(Excerpts from an interface dataset)
--
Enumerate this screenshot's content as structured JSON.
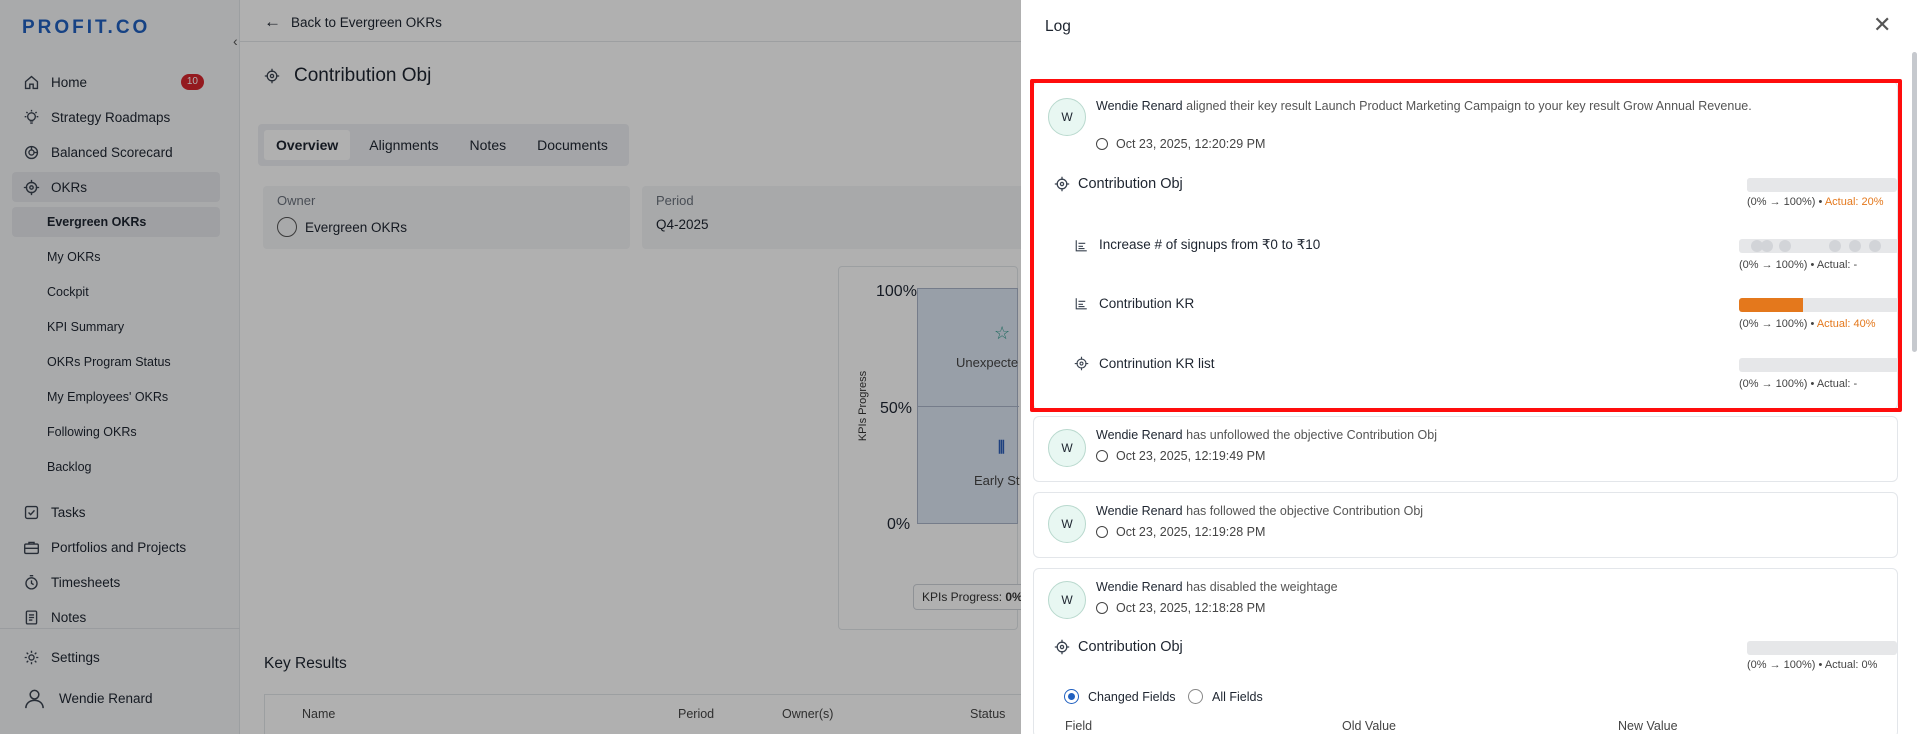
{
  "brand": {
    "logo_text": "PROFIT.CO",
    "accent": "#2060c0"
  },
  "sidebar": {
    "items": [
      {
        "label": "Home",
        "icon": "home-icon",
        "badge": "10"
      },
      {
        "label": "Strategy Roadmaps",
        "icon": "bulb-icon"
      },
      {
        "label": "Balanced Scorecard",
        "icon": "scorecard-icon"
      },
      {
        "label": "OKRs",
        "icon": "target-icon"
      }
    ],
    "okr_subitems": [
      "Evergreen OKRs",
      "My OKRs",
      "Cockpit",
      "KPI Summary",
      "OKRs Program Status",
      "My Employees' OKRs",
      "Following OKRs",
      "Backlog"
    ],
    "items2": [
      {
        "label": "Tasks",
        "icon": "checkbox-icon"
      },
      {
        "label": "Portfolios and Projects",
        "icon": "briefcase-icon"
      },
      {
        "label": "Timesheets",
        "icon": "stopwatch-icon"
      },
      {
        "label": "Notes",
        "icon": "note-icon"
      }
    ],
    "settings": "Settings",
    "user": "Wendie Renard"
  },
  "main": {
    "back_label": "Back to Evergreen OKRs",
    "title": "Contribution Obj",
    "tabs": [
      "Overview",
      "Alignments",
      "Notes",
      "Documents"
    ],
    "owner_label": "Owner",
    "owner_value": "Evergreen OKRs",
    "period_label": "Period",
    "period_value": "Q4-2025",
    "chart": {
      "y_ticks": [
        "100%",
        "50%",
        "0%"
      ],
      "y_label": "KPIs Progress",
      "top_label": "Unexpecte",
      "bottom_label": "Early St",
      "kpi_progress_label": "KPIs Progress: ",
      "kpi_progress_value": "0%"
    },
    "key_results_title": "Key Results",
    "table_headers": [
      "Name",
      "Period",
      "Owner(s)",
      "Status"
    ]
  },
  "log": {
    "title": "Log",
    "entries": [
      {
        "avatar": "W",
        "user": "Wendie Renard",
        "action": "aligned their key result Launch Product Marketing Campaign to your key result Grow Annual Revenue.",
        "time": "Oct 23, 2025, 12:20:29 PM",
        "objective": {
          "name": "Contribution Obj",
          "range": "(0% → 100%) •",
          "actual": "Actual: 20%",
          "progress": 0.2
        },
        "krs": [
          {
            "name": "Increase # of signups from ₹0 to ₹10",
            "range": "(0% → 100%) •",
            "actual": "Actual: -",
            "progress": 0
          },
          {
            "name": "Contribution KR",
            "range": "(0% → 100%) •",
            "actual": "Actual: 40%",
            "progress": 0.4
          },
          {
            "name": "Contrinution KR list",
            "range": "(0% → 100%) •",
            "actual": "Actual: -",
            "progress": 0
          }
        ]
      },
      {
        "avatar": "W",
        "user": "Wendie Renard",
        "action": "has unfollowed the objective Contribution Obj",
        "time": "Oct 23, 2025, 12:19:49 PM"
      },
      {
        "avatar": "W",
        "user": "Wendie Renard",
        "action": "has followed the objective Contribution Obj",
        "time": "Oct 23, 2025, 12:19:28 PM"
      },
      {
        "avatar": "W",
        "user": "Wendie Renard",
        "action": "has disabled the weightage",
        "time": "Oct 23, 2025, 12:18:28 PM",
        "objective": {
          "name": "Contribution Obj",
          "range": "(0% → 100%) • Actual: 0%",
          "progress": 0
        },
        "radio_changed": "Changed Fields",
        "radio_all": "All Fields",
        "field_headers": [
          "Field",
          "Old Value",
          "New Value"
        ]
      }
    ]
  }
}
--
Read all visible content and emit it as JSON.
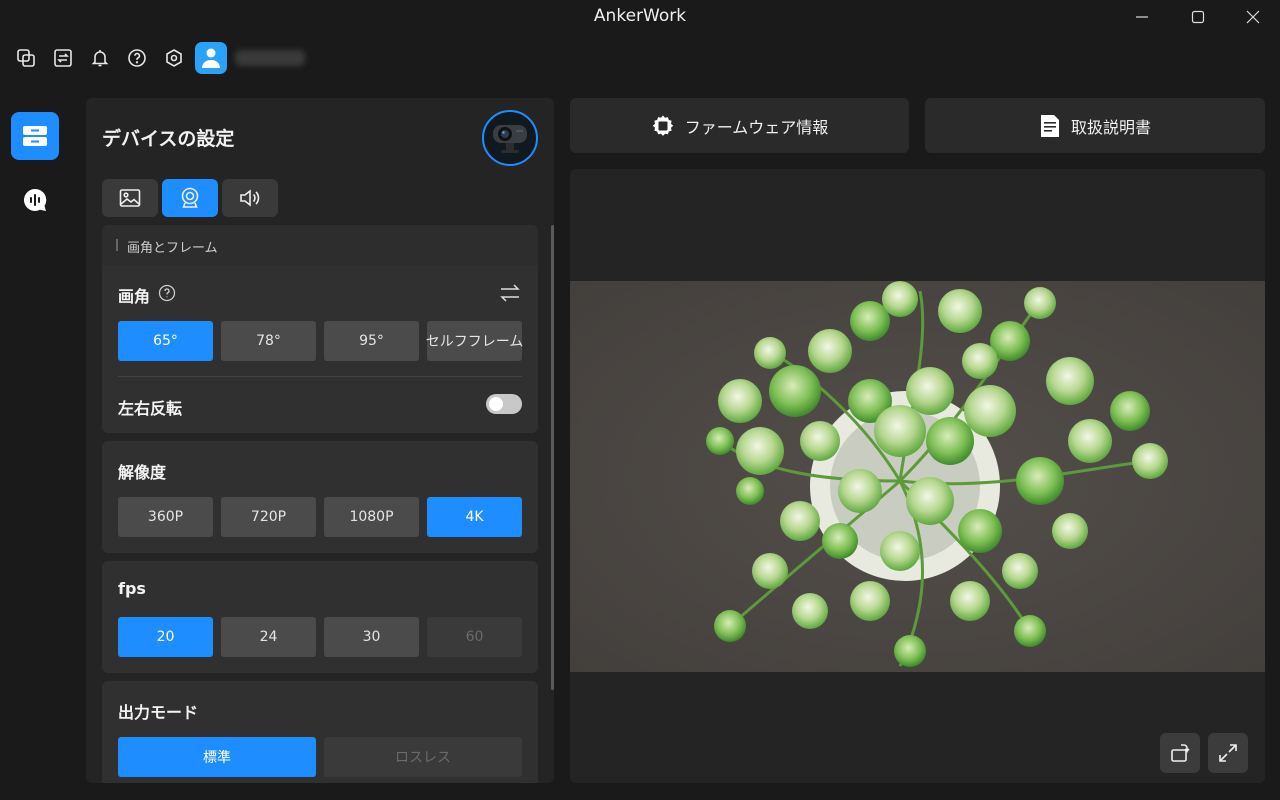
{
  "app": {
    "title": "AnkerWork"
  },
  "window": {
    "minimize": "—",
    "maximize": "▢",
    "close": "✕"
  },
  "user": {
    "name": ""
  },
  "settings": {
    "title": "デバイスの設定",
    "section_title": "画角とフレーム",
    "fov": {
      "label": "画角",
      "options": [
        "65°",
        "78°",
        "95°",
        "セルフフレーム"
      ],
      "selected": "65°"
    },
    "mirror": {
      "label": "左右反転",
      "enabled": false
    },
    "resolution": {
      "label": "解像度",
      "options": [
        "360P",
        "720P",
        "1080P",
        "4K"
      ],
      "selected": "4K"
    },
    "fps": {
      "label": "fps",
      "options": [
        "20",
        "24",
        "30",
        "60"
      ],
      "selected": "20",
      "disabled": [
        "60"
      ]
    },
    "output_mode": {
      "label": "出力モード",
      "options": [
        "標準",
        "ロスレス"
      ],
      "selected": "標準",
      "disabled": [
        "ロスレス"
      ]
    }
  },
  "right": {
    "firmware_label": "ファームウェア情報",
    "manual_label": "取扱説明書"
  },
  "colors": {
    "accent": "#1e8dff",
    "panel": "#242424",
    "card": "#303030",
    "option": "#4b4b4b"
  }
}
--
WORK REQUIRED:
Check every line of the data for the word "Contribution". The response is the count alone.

RESPONSE AREA:
6